“I’d walk down the street and people would stop me and say, ‘I’d hope you run,’” he said. “The people are asking me more than anything.”

Bates said he wants to bring innovation to the office, such as software programs that can add subtitles to police body camera videos so prosecutors no longer waste hours transcribing the footage. He also spoke of rolling back Mosby’s policies of ceasing to prosecute nonviolent crimes such as drug possession and prostitution.

Bates said that doesn’t mean he wants to lock people up for crimes of poverty or addiction, but he believes a blanket policy emboldens criminals.

“When I tell my daughter what I’m not going to do, she wants to push the limits of what she can get away with,” he said. “You have to look at it as a case-by-case basis. Some people shouldn’t be prosecuted, but when it comes to possession cases we need to steer them to drug treatment.”

He also noted the street violence that continues unabated in the city.
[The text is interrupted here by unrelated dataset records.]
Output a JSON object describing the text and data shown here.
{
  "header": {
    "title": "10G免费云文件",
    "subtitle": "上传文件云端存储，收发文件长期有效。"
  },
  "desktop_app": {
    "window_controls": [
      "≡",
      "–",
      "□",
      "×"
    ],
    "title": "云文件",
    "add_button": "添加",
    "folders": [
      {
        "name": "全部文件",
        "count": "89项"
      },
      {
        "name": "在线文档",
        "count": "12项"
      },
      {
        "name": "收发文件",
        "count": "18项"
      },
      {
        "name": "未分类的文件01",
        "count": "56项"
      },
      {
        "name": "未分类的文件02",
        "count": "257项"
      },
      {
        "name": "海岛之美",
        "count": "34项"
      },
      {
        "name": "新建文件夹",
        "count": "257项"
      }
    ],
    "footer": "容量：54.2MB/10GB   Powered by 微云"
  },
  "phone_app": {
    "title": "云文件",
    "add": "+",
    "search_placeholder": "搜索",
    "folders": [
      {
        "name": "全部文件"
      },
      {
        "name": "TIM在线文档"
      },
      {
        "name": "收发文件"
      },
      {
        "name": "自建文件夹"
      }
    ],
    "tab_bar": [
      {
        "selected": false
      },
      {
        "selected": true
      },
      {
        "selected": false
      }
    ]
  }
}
Baltimore’s on pace to exceed 300 homicides for a seventh straight year.


“The current state’s attorney has had seven, almost eight years, to fix it,” he said. “It’s only gotten worse.”